Exercise details:
Could you output the entries that follow exactly, omitting any pictures they contain?

START Data shown

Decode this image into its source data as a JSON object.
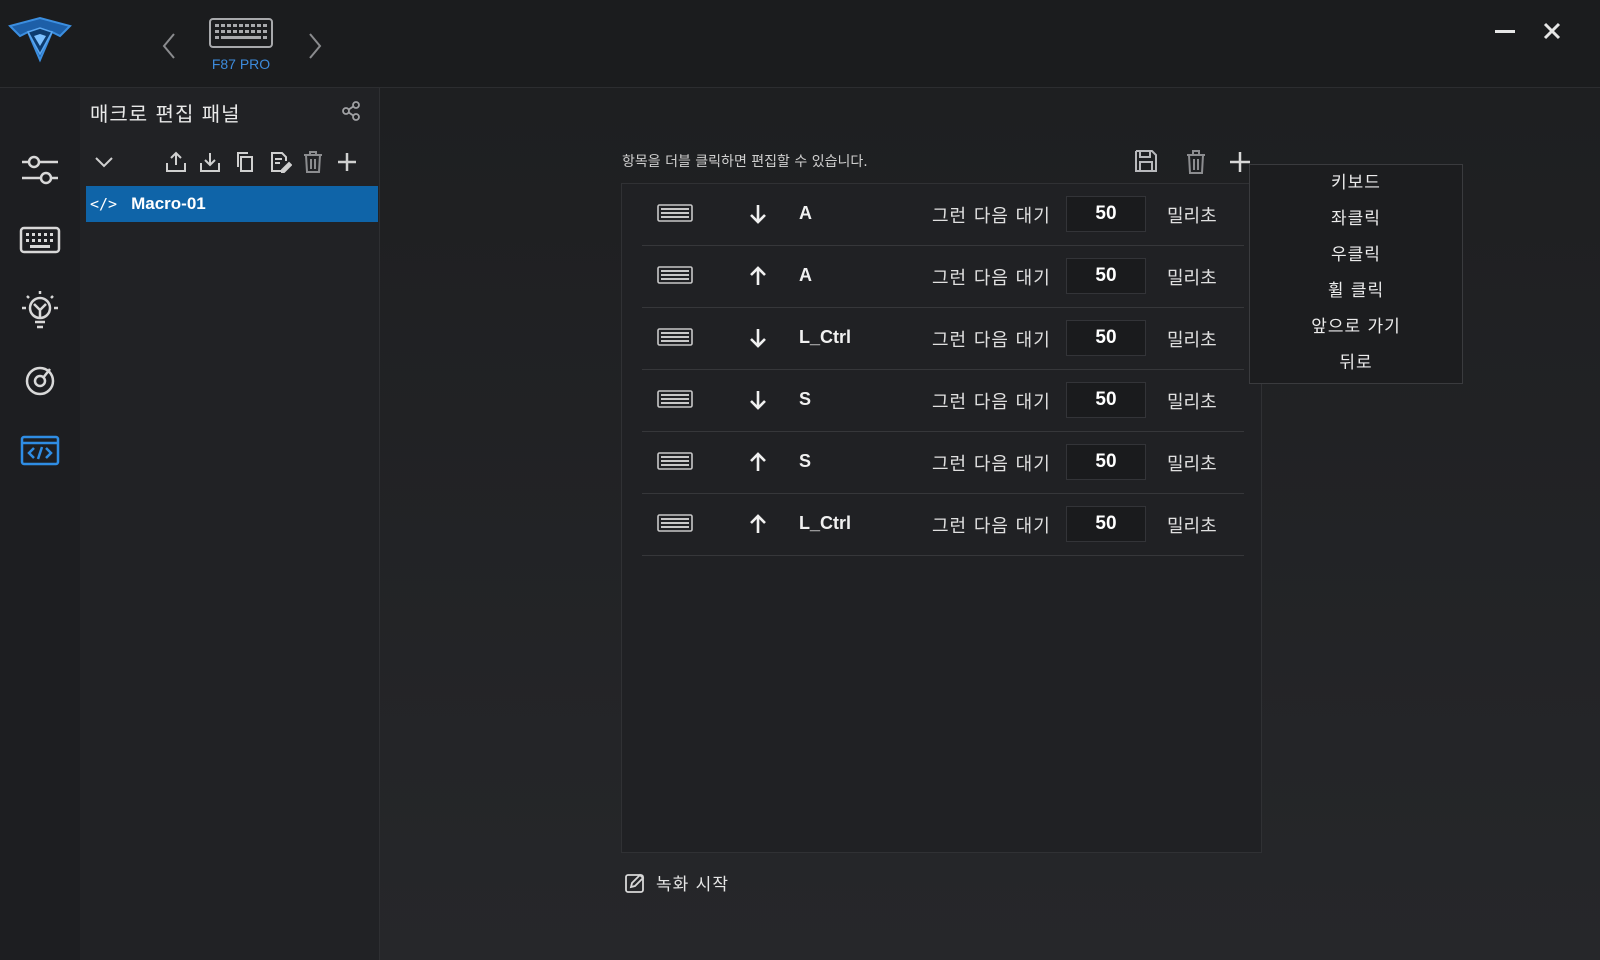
{
  "header": {
    "device_name": "F87 PRO",
    "icons": [
      "logo-icon",
      "chevron-left-icon",
      "keyboard-icon",
      "chevron-right-icon",
      "minimize-icon",
      "close-icon"
    ]
  },
  "nav": {
    "items": [
      {
        "name": "sliders-icon"
      },
      {
        "name": "keyboard-icon"
      },
      {
        "name": "lightbulb-icon"
      },
      {
        "name": "performance-icon"
      },
      {
        "name": "macro-icon",
        "active": true
      }
    ]
  },
  "panel": {
    "title": "매크로 편집 패널",
    "macros": [
      {
        "tag": "</>",
        "name": "Macro-01"
      }
    ]
  },
  "editor": {
    "hint": "항목을 더블 클릭하면 편집할 수 있습니다.",
    "rows": [
      {
        "direction": "down",
        "key": "A",
        "then_label": "그런 다음 대기",
        "delay": "50",
        "unit": "밀리초"
      },
      {
        "direction": "up",
        "key": "A",
        "then_label": "그런 다음 대기",
        "delay": "50",
        "unit": "밀리초"
      },
      {
        "direction": "down",
        "key": "L_Ctrl",
        "then_label": "그런 다음 대기",
        "delay": "50",
        "unit": "밀리초"
      },
      {
        "direction": "down",
        "key": "S",
        "then_label": "그런 다음 대기",
        "delay": "50",
        "unit": "밀리초"
      },
      {
        "direction": "up",
        "key": "S",
        "then_label": "그런 다음 대기",
        "delay": "50",
        "unit": "밀리초"
      },
      {
        "direction": "up",
        "key": "L_Ctrl",
        "then_label": "그런 다음 대기",
        "delay": "50",
        "unit": "밀리초"
      }
    ],
    "record_label": "녹화 시작"
  },
  "add_menu": {
    "items": [
      "키보드",
      "좌클릭",
      "우클릭",
      "휠 클릭",
      "앞으로 가기",
      "뒤로"
    ]
  },
  "colors": {
    "accent": "#0f64a8",
    "device_label": "#3d8bdc",
    "background": "#242528"
  }
}
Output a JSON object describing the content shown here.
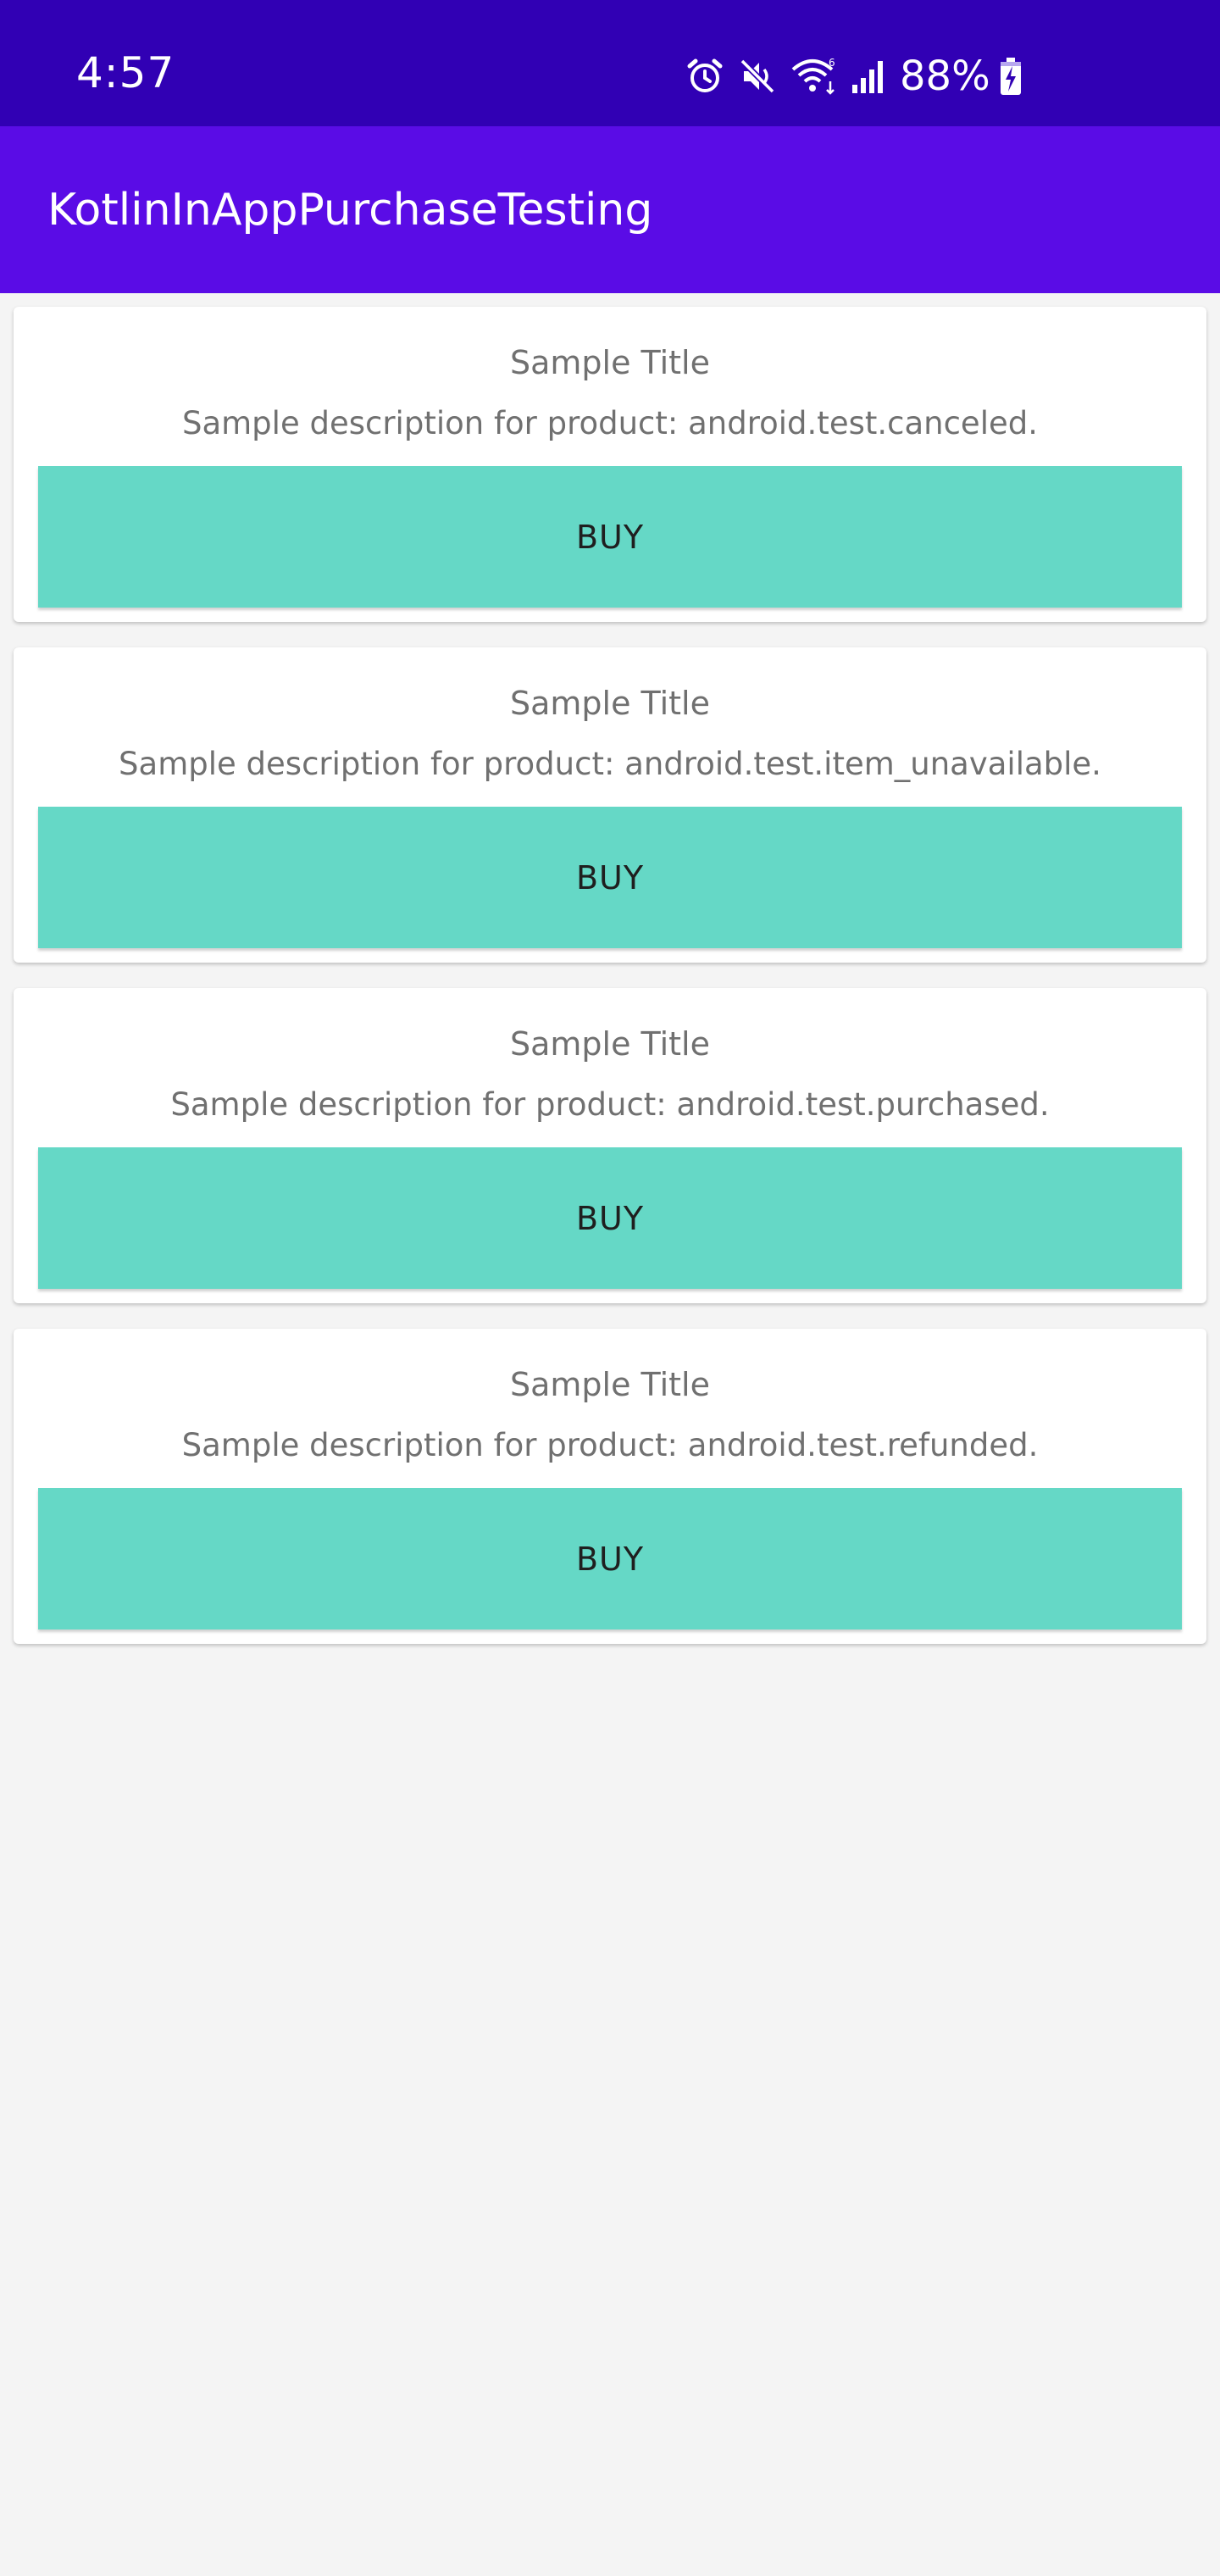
{
  "status_bar": {
    "time": "4:57",
    "battery_percent": "88%",
    "icons": [
      "alarm-icon",
      "mute-icon",
      "wifi-icon",
      "signal-icon",
      "battery-charging-icon"
    ],
    "background_color": "#3100b4"
  },
  "app_bar": {
    "title": "KotlinInAppPurchaseTesting",
    "background_color": "#5a0ce6"
  },
  "products": [
    {
      "title": "Sample Title",
      "description": "Sample description for product: android.test.canceled.",
      "button_label": "BUY"
    },
    {
      "title": "Sample Title",
      "description": "Sample description for product: android.test.item_unavailable.",
      "button_label": "BUY"
    },
    {
      "title": "Sample Title",
      "description": "Sample description for product: android.test.purchased.",
      "button_label": "BUY"
    },
    {
      "title": "Sample Title",
      "description": "Sample description for product: android.test.refunded.",
      "button_label": "BUY"
    }
  ],
  "colors": {
    "button": "#65d8c6",
    "page_background": "#f4f4f4"
  }
}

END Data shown

Answer:
Decode this image into its source data as a JSON object.
{
  "header": {
    "device_name": "F87 PRO",
    "icons": [
      "logo-icon",
      "chevron-left-icon",
      "keyboard-icon",
      "chevron-right-icon",
      "minimize-icon",
      "close-icon"
    ]
  },
  "nav": {
    "items": [
      {
        "name": "sliders-icon"
      },
      {
        "name": "keyboard-icon"
      },
      {
        "name": "lightbulb-icon"
      },
      {
        "name": "performance-icon"
      },
      {
        "name": "macro-icon",
        "active": true
      }
    ]
  },
  "panel": {
    "title": "매크로 편집 패널",
    "macros": [
      {
        "tag": "</>",
        "name": "Macro-01"
      }
    ]
  },
  "editor": {
    "hint": "항목을 더블 클릭하면 편집할 수 있습니다.",
    "rows": [
      {
        "direction": "down",
        "key": "A",
        "then_label": "그런 다음 대기",
        "delay": "50",
        "unit": "밀리초"
      },
      {
        "direction": "up",
        "key": "A",
        "then_label": "그런 다음 대기",
        "delay": "50",
        "unit": "밀리초"
      },
      {
        "direction": "down",
        "key": "L_Ctrl",
        "then_label": "그런 다음 대기",
        "delay": "50",
        "unit": "밀리초"
      },
      {
        "direction": "down",
        "key": "S",
        "then_label": "그런 다음 대기",
        "delay": "50",
        "unit": "밀리초"
      },
      {
        "direction": "up",
        "key": "S",
        "then_label": "그런 다음 대기",
        "delay": "50",
        "unit": "밀리초"
      },
      {
        "direction": "up",
        "key": "L_Ctrl",
        "then_label": "그런 다음 대기",
        "delay": "50",
        "unit": "밀리초"
      }
    ],
    "record_label": "녹화 시작"
  },
  "add_menu": {
    "items": [
      "키보드",
      "좌클릭",
      "우클릭",
      "휠 클릭",
      "앞으로 가기",
      "뒤로"
    ]
  },
  "colors": {
    "accent": "#0f64a8",
    "device_label": "#3d8bdc",
    "background": "#242528"
  }
}
Output a JSON object describing the content shown here.
{
  "status_bar": {
    "time": "4:57",
    "battery_percent": "88%",
    "icons": [
      "alarm-icon",
      "mute-icon",
      "wifi-icon",
      "signal-icon",
      "battery-charging-icon"
    ],
    "background_color": "#3100b4"
  },
  "app_bar": {
    "title": "KotlinInAppPurchaseTesting",
    "background_color": "#5a0ce6"
  },
  "products": [
    {
      "title": "Sample Title",
      "description": "Sample description for product: android.test.canceled.",
      "button_label": "BUY"
    },
    {
      "title": "Sample Title",
      "description": "Sample description for product: android.test.item_unavailable.",
      "button_label": "BUY"
    },
    {
      "title": "Sample Title",
      "description": "Sample description for product: android.test.purchased.",
      "button_label": "BUY"
    },
    {
      "title": "Sample Title",
      "description": "Sample description for product: android.test.refunded.",
      "button_label": "BUY"
    }
  ],
  "colors": {
    "button": "#65d8c6",
    "page_background": "#f4f4f4"
  }
}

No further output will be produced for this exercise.